Cell phone users have made the Haiti relief effort the most successful mobile giving campaign in history.
Four or five years ago, the idea of raising literally millions of dollars via text message would have been ludicrous.
Now, Michael Nilsen with the Association of Fundraising Professionals calls texting a quantum leap in fundraising.
"Giving via text message was around, still in its infancy but certainly had been around and been used a little bit. But now all of a sudden it has become the way. And we've really seen it just take off tremendously."
It makes sense considering cell phones go everywhere with us.
AT&T Spokesperson Sarah Andreani says text messaging has outpaced cell phone calls as the most popular form of
"In the third quarter of 2009, 120 billion text messages crossed AT&T's wireless network. And then a year prior, in the third quarter of 2008, it was only 64 billion. So in just the course of the last year, the use of text messages on our network has nearly doubled."
You heard correctly: 120 billion text messages sent in three months. And that's just on one wireless network.
It's hard to ignore the power of that many texts flying around. Dory Cayten is the deputy director of development at the Houston Red Cross.
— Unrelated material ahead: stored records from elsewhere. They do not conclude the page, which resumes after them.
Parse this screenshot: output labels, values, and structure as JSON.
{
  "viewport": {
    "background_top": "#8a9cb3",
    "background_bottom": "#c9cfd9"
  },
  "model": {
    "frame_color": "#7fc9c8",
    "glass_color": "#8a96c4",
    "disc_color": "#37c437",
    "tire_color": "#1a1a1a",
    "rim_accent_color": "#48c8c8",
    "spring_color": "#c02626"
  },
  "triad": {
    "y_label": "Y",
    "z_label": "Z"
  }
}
She says they've been overwhelmed by the response and this will change the way they think about raising money in the future, especially among young people.
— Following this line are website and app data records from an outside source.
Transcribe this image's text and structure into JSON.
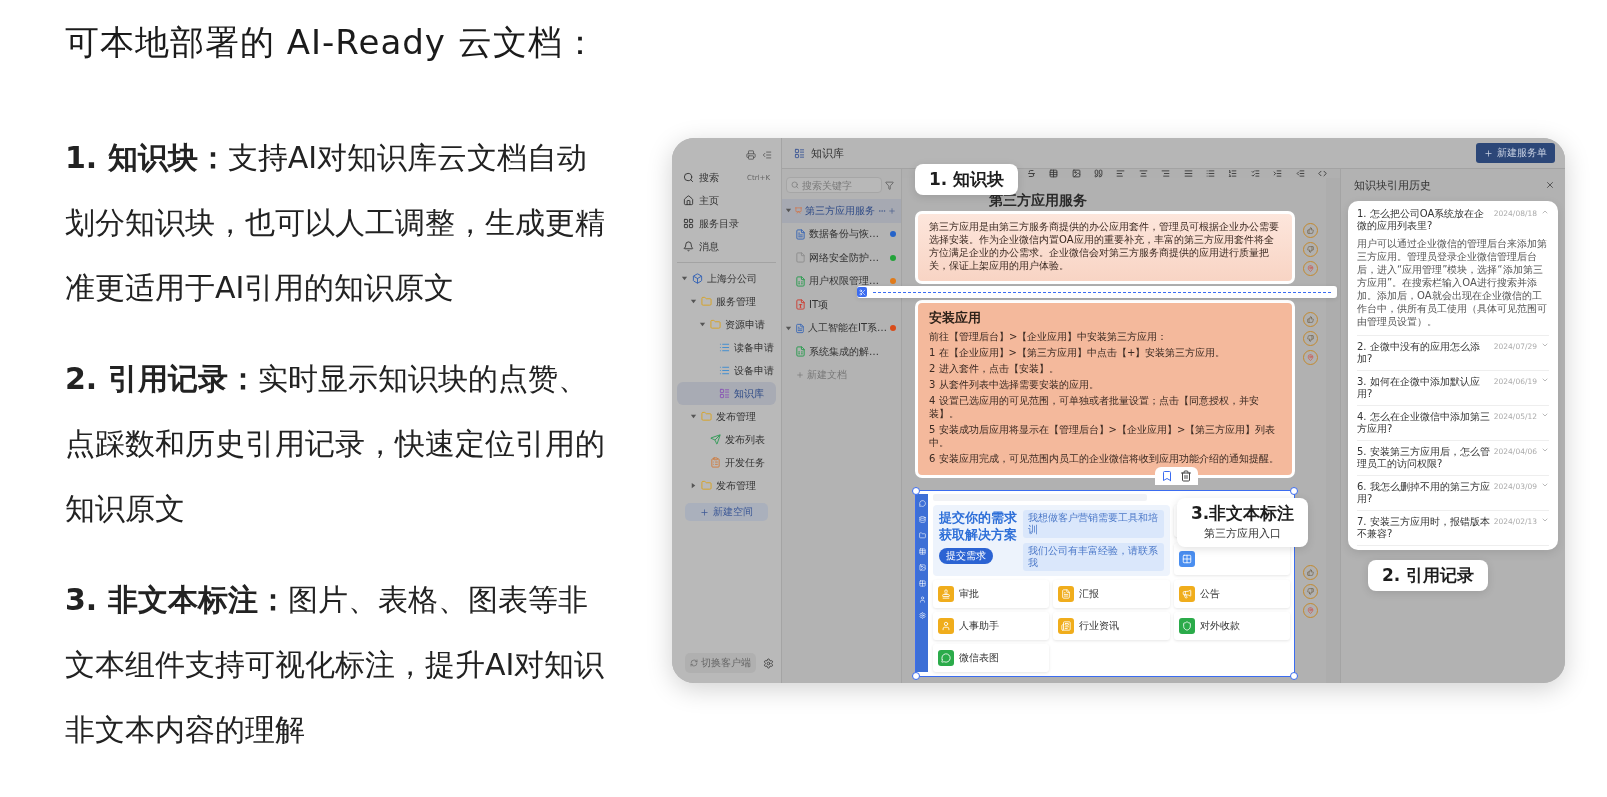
{
  "headline": "可本地部署的 AI-Ready 云文档：",
  "features": [
    "**1. 知识块：**支持AI对知识库云文档自动划分知识块，也可以人工调整，生成更精准更适用于AI引用的知识原文",
    "**2. 引用记录：**实时显示知识块的点赞、点踩数和历史引用记录，快速定位引用的知识原文",
    "**3. 非文本标注：**图片、表格、图表等非文本组件支持可视化标注，提升AI对知识非文本内容的理解"
  ],
  "app": {
    "sidebar": {
      "nav": [
        {
          "label": "搜索",
          "shortcut": "Ctrl+K",
          "kind": "search"
        },
        {
          "label": "主页",
          "kind": "home"
        },
        {
          "label": "服务目录",
          "kind": "catalog"
        },
        {
          "label": "消息",
          "kind": "bell"
        }
      ],
      "tree": [
        {
          "label": "上海分公司",
          "kind": "org",
          "expanded": true,
          "selected": false,
          "children": [
            {
              "label": "服务管理",
              "kind": "folder",
              "expanded": true,
              "selected": false,
              "children": [
                {
                  "label": "资源申请",
                  "kind": "folder",
                  "expanded": true,
                  "selected": false,
                  "children": [
                    {
                      "label": "读备申请",
                      "kind": "list",
                      "selected": false
                    },
                    {
                      "label": "设备申请",
                      "kind": "list",
                      "selected": false
                    },
                    {
                      "label": "知识库",
                      "kind": "kb",
                      "selected": true
                    }
                  ]
                }
              ]
            },
            {
              "label": "发布管理",
              "kind": "folder",
              "expanded": true,
              "selected": false,
              "children": [
                {
                  "label": "发布列表",
                  "kind": "send",
                  "selected": false
                },
                {
                  "label": "开发任务",
                  "kind": "task",
                  "selected": false
                }
              ]
            },
            {
              "label": "发布管理",
              "kind": "folder",
              "expanded": false,
              "selected": false
            }
          ]
        }
      ],
      "new_space": "新建空间",
      "switch_client": "切换客户端"
    },
    "header": {
      "title": "知识库",
      "new_button": "新建服务单"
    },
    "files": {
      "search_placeholder": "搜索关键字",
      "items": [
        {
          "label": "第三方应用服务",
          "kind": "ppt",
          "expanded": true,
          "selected": true,
          "children": [
            {
              "label": "数据备份与恢…",
              "kind": "word",
              "selected": false,
              "color": "#2563c9"
            },
            {
              "label": "网络安全防护…",
              "kind": "blank",
              "selected": false,
              "color": "#23a33a"
            },
            {
              "label": "用户权限管理…",
              "kind": "sheet",
              "selected": false,
              "color": "#e07b1a"
            },
            {
              "label": "IT项",
              "kind": "pdf",
              "selected": false
            }
          ]
        },
        {
          "label": "人工智能在IT系…",
          "kind": "word",
          "expanded": true,
          "selected": false,
          "color": "#d94c1a",
          "children": [
            {
              "label": "系统集成的解…",
              "kind": "sheet",
              "selected": false
            }
          ]
        }
      ],
      "new_doc": "新建文档"
    },
    "editor": {
      "callout": "1. 知识块",
      "title": "第三方应用服务",
      "blocks": [
        {
          "kind": "text",
          "body": "第三方应用是由第三方服务商提供的办公应用套件，管理员可根据企业办公需要选择安装。作为企业微信内置OA应用的重要补充，丰富的第三方应用套件将全方位满足企业的办公需求。企业微信会对第三方服务商提供的应用进行质量把关，保证上架应用的用户体验。"
        },
        {
          "kind": "steps",
          "heading": "安装应用",
          "intro": "前往【管理后台】>【企业应用】中安装第三方应用：",
          "steps": [
            "1 在【企业应用】>【第三方应用】中点击【+】安装第三方应用。",
            "2 进入套件，点击【安装】。",
            "3 从套件列表中选择需要安装的应用。",
            "4 设置已选应用的可见范围，可单独或者批量设置；点击【同意授权，并安装】。",
            "5 安装成功后应用将显示在【管理后台】>【企业应用】>【第三方应用】列表中。",
            "6 安装应用完成，可见范围内员工的企业微信将收到应用功能介绍的通知提醒。"
          ]
        },
        {
          "kind": "image",
          "banner_title": "提交你的需求",
          "banner_subtitle": "获取解决方案",
          "banner_button": "提交需求",
          "bubbles": [
            "我想做客户营销需要工具和培训",
            "我们公司有丰富经验，请联系我"
          ],
          "apps": [
            {
              "name": "审批",
              "color": "#f0ad1c"
            },
            {
              "name": "汇报",
              "color": "#f0ad1c"
            },
            {
              "name": "公告",
              "color": "#f0ad1c"
            },
            {
              "name": "人事助手",
              "color": "#f0ad1c"
            },
            {
              "name": "行业资讯",
              "color": "#f0ad1c"
            },
            {
              "name": "对外收款",
              "color": "#2bab4a"
            },
            {
              "name": "微信表图",
              "color": "#2bab4a"
            }
          ],
          "callout_title": "3.非文本标注",
          "callout_subtitle": "第三方应用入口"
        }
      ]
    },
    "history": {
      "title": "知识块引用历史",
      "callout": "2. 引用记录",
      "items": [
        {
          "question": "1. 怎么把公司OA系统放在企微的应用列表里?",
          "date": "2024/08/18",
          "expanded": true,
          "answer": "用户可以通过企业微信的管理后台来添加第三方应用。管理员登录企业微信管理后台后，进入“应用管理”模块，选择“添加第三方应用”。在搜索栏输入OA进行搜索并添加。添加后，OA就会出现在企业微信的工作台中，供所有员工使用（具体可见范围可由管理员设置）。"
        },
        {
          "question": "2. 企微中没有的应用怎么添加?",
          "date": "2024/07/29",
          "expanded": false
        },
        {
          "question": "3. 如何在企微中添加默认应用?",
          "date": "2024/06/19",
          "expanded": false
        },
        {
          "question": "4. 怎么在企业微信中添加第三方应用?",
          "date": "2024/05/12",
          "expanded": false
        },
        {
          "question": "5. 安装第三方应用后，怎么管理员工的访问权限?",
          "date": "2024/04/06",
          "expanded": false
        },
        {
          "question": "6. 我怎么删掉不用的第三方应用?",
          "date": "2024/03/09",
          "expanded": false
        },
        {
          "question": "7. 安装三方应用时，报错版本不兼容?",
          "date": "2024/02/13",
          "expanded": false
        }
      ]
    }
  }
}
"We do see that most of our donors are older; however, the younger generation are the ones that we can reach through social media. So yes, it is a great time to capture their interest and have them come on board and become donors — you know, long-term donors."
But that could be the biggest challenge with text donors. Michael Nilsen says organizations have to figure out how to
turn spur of the moment impulse donors into long-term supporters.
"What the technology is doing — it's allowing charities the opportunity, but it's not really making community. And I think that's really what charities are trying to do, is trying to create a group of supporters and advocates. So what this does is it gives us an opportunity to introduce ourselves, to get people involved. But the challenge is up to the charities then to keep that going."
Nilsen says this is an opportunity for non-profits to tap into the charitable power of Generation X and the subsequent
generation, often called the Millennials. And those groups don't just want to make a contribution, they want to make a difference.